In some areas, the mud reached six inches deep, and made travel along any part of the street or sidewalks impossible.
Chief Mercado added that a 12-inch main is a “significant size” and that the size was attributed to the “large scale of mud that came off the hill.”
Ms. Lancy said building inspectors were on site early Thursday morning to assess any damage to the properties.
“(The break) did create a lot of mud, but luckily there was very, very minimal damage,” she told the News-Press. “(Building inspectors) did not have to issue any kind of yellow or red tag, and there was no major property damage.
“These situations always show the importance of investing in our infrastructure,” Ms. Lancy added. “We are strategically moving forward in pipe replacements to reduce the risk pipes pose to the city. We can’t completely mitigate this risk, but we are trying to actively manage it.”
Diane Arzeta, a resident who has lived in the area for two years, said this is the first time she’s seen anything like this.
“I didn’t know about it,” she told the News-Press. “When I got up this morning, it was like that. Then I had to walk all the way down the block because they closed the street.”
Vanessa Carachure, who’s lived in the area for almost a decade, said she slept through the ruckus, but saw videos of the mess on her brother’s social media and came out to observe.
“I’m shocked,” she said. “It’s pretty crazy. I have not (seen anything like this), not even when it was raining as much as when we had those mudslides in the Montecito area.”
Luckily, city crews were able to clean up enough for cars to pass through later in the morning on Thursday.
“I’ve lived here 30 years and this is the first time I’ve seen this,” said Gregorio Lopez, who was out observing on his front stoop. “I heard the truck beeping when I was sleeping in my bed, and I went to my window and said, ‘What’s happening?’”

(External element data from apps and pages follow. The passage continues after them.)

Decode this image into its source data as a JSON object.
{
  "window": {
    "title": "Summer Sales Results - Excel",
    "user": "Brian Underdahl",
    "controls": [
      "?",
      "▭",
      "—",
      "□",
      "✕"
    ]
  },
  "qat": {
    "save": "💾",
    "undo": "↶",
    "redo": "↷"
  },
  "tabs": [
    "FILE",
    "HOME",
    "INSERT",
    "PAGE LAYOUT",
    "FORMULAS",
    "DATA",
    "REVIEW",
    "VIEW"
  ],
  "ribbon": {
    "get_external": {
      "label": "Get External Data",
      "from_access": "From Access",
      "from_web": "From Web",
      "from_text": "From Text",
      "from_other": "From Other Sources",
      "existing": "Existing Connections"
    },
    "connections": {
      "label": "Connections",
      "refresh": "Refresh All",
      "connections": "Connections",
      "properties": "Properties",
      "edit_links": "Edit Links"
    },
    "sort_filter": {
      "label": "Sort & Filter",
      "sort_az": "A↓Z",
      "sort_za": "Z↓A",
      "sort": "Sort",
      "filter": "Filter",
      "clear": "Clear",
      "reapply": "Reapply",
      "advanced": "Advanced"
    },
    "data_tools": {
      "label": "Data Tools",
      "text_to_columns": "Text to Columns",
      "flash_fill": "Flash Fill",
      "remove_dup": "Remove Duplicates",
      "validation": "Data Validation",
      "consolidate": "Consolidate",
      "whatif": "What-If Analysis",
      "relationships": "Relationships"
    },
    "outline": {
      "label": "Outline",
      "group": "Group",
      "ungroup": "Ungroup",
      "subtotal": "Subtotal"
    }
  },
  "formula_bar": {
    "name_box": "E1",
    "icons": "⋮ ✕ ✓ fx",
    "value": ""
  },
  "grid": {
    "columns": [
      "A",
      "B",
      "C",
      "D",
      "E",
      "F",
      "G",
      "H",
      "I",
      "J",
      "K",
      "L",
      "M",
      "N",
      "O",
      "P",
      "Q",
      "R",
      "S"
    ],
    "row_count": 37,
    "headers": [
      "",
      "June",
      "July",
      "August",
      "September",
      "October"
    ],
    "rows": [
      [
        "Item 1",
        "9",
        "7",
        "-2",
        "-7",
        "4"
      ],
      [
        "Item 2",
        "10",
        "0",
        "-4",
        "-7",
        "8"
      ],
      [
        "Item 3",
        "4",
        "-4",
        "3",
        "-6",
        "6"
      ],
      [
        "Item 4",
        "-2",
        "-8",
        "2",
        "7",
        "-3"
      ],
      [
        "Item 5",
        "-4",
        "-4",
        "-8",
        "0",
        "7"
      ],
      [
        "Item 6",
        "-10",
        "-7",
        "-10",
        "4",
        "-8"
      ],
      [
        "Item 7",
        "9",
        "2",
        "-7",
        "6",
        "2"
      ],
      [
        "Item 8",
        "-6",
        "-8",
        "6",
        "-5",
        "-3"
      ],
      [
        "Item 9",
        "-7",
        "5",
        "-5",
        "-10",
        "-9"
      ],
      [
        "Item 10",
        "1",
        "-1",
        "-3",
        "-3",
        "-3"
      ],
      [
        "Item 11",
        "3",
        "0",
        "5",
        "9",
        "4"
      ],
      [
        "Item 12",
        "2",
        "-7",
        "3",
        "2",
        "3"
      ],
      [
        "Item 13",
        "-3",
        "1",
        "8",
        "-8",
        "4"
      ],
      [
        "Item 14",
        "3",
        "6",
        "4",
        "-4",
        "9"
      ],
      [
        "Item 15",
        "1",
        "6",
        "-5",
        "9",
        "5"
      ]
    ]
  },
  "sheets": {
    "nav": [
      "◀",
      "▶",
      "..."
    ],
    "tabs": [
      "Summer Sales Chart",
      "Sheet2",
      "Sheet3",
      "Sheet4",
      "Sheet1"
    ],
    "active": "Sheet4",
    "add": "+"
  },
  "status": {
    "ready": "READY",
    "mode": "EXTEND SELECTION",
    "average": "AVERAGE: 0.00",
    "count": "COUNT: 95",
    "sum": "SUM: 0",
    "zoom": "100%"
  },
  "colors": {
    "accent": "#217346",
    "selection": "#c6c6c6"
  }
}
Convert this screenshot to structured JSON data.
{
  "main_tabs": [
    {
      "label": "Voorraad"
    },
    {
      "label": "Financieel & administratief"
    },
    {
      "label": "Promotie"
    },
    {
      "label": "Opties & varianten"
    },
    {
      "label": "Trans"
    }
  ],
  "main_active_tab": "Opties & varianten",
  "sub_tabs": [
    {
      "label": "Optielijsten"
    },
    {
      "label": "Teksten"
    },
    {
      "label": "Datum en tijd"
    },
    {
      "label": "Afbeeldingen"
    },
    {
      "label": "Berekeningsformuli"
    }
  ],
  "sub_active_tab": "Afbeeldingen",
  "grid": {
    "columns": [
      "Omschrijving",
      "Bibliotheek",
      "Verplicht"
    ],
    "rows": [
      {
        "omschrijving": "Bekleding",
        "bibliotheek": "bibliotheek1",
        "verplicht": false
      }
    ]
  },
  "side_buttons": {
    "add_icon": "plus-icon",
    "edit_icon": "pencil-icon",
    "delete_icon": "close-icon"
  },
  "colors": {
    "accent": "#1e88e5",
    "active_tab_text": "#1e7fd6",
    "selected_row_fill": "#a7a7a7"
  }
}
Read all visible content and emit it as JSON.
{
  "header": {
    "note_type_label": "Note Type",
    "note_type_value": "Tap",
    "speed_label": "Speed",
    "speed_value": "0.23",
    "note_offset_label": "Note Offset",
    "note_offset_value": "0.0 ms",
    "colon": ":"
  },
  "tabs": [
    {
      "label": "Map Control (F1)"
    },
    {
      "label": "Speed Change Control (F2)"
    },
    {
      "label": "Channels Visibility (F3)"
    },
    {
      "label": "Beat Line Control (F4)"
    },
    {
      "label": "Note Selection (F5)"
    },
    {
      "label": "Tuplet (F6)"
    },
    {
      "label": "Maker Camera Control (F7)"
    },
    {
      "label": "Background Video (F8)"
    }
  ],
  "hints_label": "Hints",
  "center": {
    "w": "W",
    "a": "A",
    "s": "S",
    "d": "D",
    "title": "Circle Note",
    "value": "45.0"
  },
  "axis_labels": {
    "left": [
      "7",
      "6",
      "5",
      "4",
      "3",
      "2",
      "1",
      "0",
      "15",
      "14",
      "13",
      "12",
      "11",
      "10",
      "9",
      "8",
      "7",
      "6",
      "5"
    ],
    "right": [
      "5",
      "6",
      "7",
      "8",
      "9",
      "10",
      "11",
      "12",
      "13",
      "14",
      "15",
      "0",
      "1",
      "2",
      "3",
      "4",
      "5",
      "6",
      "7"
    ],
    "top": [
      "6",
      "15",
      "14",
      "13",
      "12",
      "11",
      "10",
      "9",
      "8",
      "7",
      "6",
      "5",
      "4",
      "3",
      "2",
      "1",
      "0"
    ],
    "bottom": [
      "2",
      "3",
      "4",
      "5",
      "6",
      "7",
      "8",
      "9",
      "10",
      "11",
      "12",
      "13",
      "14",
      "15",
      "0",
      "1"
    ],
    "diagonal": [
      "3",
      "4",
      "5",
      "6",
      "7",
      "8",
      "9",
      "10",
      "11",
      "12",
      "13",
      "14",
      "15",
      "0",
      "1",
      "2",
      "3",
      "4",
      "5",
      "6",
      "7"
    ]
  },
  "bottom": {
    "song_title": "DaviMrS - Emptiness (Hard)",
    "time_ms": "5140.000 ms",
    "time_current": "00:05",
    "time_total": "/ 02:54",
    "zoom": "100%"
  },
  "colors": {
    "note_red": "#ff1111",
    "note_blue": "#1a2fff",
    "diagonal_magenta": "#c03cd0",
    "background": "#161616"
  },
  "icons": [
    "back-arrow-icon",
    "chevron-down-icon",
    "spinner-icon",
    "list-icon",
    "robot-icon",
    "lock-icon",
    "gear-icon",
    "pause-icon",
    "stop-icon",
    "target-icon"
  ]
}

A lot of the mud had already been removed and the streets cleaned up by 11 a.m. Thursday, according to Ms. Lancy. The city aimed to have the pipe repaired by the end of Thursday.